Shelter is provided in each secure kennel and generally, two dogs are companionably housed together.

Every dog is walked every day by volunteers and there is a charting system to be sure.

The dogs are enthusiastic, energetic and it was evident that they are content and cared for.

“The animals have a home here…We are not a shelter, we are a sanctuary. We are not a clearinghouse for animals, we are a place where the animals live, learn, eat, communicate, play and get some training,” wrote Mary Rose, who lives on-site. “What we want to communicate with the community is a ‘way of life.’ A life that is pono, full of love, compassion, caring, equality, trust and respect.”

Meet Florence

The sanctuary is inundated with calls for help and offers a home to as many animals as they can, including those who are sick or otherwise unadoptable.

During my visit, I got to know Florence (pictured), a sweet-natured dog suffering the effects of neglect, including low thyroid, skin fungus and a lymph system that is not functioning properly.

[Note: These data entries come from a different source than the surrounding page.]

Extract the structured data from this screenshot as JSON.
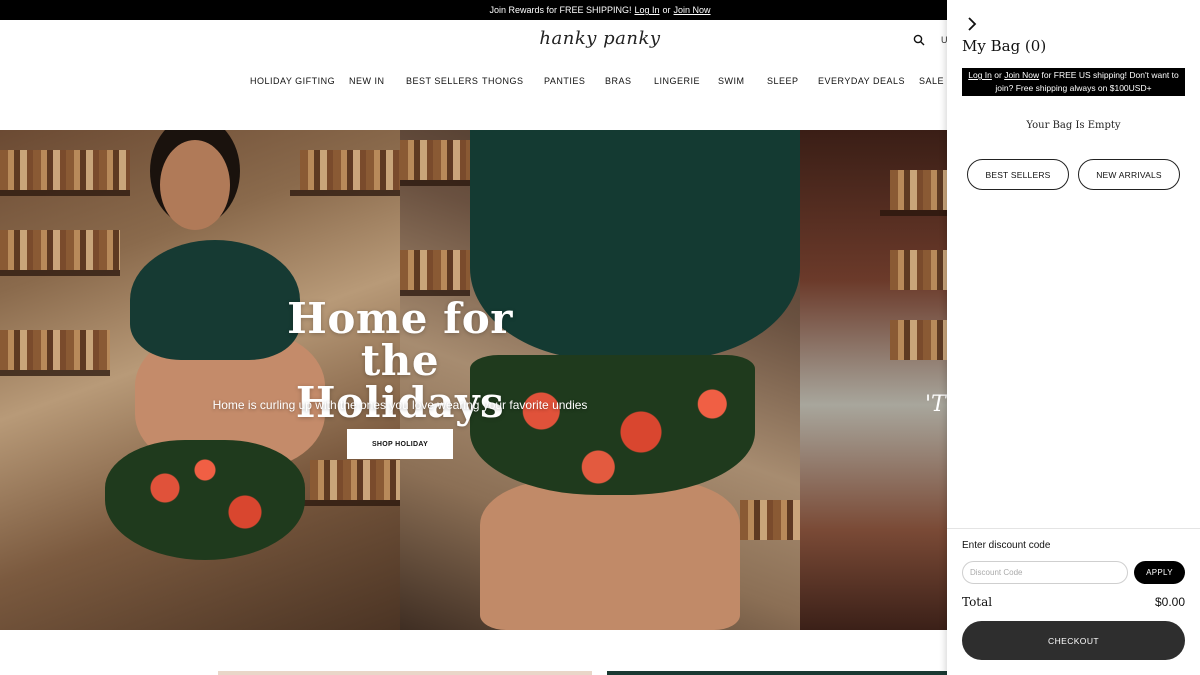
{
  "announcement": {
    "text": "Join Rewards for FREE SHIPPING!",
    "login_link": "Log In",
    "or_text": "or",
    "join_link": "Join Now"
  },
  "header": {
    "logo": "hanky panky",
    "search_icon": "search-icon",
    "user_icon": "user-icon"
  },
  "nav": {
    "items": [
      {
        "label": "HOLIDAY GIFTING"
      },
      {
        "label": "NEW IN"
      },
      {
        "label": "BEST SELLERS"
      },
      {
        "label": "THONGS"
      },
      {
        "label": "PANTIES"
      },
      {
        "label": "BRAS"
      },
      {
        "label": "LINGERIE"
      },
      {
        "label": "SWIM"
      },
      {
        "label": "SLEEP"
      },
      {
        "label": "EVERYDAY DEALS"
      },
      {
        "label": "SALE"
      }
    ]
  },
  "hero": {
    "title": "Home for the Holidays",
    "subtitle": "Home is curling up with the ones you love wearing your favorite undies",
    "cta_label": "SHOP HOLIDAY",
    "right_quote": "'T"
  },
  "cart": {
    "close_icon": "chevron-right-icon",
    "title": "My Bag (0)",
    "shipping_login": "Log In",
    "shipping_or": "or",
    "shipping_join": "Join Now",
    "shipping_text": "for FREE US shipping! Don't want to join? Free shipping always on $100USD+",
    "empty_message": "Your Bag Is Empty",
    "best_sellers_label": "BEST SELLERS",
    "new_arrivals_label": "NEW ARRIVALS",
    "discount_label": "Enter discount code",
    "discount_placeholder": "Discount Code",
    "apply_label": "APPLY",
    "total_label": "Total",
    "total_value": "$0.00",
    "checkout_label": "CHECKOUT"
  },
  "colors": {
    "announcement_bg": "#000000",
    "checkout_bg": "#2e2e2e",
    "accent_green": "#143a32",
    "accent_red": "#e0523a"
  }
}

Rainbow Friends has funded three operations for her, medication for her condition and weekly medicated baths. “With all this, she is one of the most joyful dogs there are, she loves her toys and will play with them,” she wrote. You can sponsor Florence, or another dog, for $30/month.

Three ways you can help

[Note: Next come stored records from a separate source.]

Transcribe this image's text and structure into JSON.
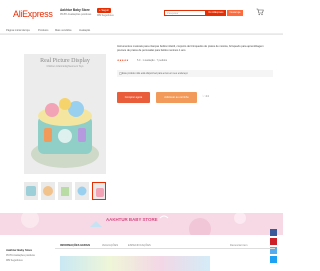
{
  "header": {
    "logo": "AliExpress",
    "store_name": "Aakhtur Baby Store",
    "store_meta": "95.8% Avaliações positivas",
    "follow_label": "+ Seguir",
    "sub_meta": "989 Seguidores",
    "search_placeholder": "Pesquisar",
    "search_aliexpress": "No AliExpress",
    "search_store": "Nesta loja"
  },
  "nav": {
    "items": [
      "Página inicial da loja",
      "Produtos",
      "Mais vendidos",
      "Avaliação"
    ]
  },
  "product": {
    "image_title": "Real Picture Display",
    "image_subtitle": "Children Infant Enlightenment Toys",
    "title": "Instrumentos musicais para crianças bebês infantil, conjunto de brinquedos de pratos de música, brinquedo para aprendizagem precoce de pratos de percussão para bebês meninos 1 ano",
    "stars": "★★★★★",
    "rating_text": "5.0  ·  1 avaliação  ·  7 pedidos",
    "notice": "Este produto não está disponível para envio em seu endereço",
    "buy_label": "Comprar agora",
    "cart_label": "Adicionar ao carrinho",
    "fav_label": "♡ 24"
  },
  "banner": {
    "title": "AAKHTUR BABY STORE"
  },
  "store_side": {
    "name": "Aakhtur Baby Store",
    "meta1": "95.8% Avaliações positivas",
    "meta2": "989 Seguidores"
  },
  "tabs": {
    "items": [
      "INFORMAÇÕES GERAIS",
      "AVALIAÇÕES",
      "ESPECIFICAÇÕES"
    ],
    "report": "Denunciar item"
  },
  "colors": {
    "brand": "#e62e04",
    "buy": "#e95d3a",
    "cart": "#f29a5a",
    "banner": "#f6d9e4"
  }
}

In addition to monetary donations or giving good and services for the care of their hundreds of animals, including substantial veterinary bills, the sanctuary is seeking support for the following programs. Simply designate your wish under “special purpose” on the donation form.

  1. Support their monthly spay/neuter clinics, where they alter 50 dogs or 100 cats per day for low-income families.
  2. Help create their on-site veterinary clinic. To reduce veterinary costs, Rainbow Friends is reconfiguring their indoor space to function as a clinic by building an enclosed outdoor area for cats.
  3. Give Fido a flight home. They are also seeking use of a plane to transport dogs to the mainland for adoption, as “There are not enough people to adopt out to” on the island.

Donate now.

Rainbow Friends is a 501(c)(3) non-profit organization and all contributions are tax-deductible.

Rescue dogs aren’t broken,
they’ve simply experienced more life than other dogs.
If they were human, we would call them wise.
They would be the ones with tales to tell and stories to write,
the ones dealt a bad hand who responded with courage.
Don’t pity a rescue dog.
Adopt one, Foster one, Sponsor one.
And be proud to have their greatness by your side.

Follow Rainbow Friends on Facebook.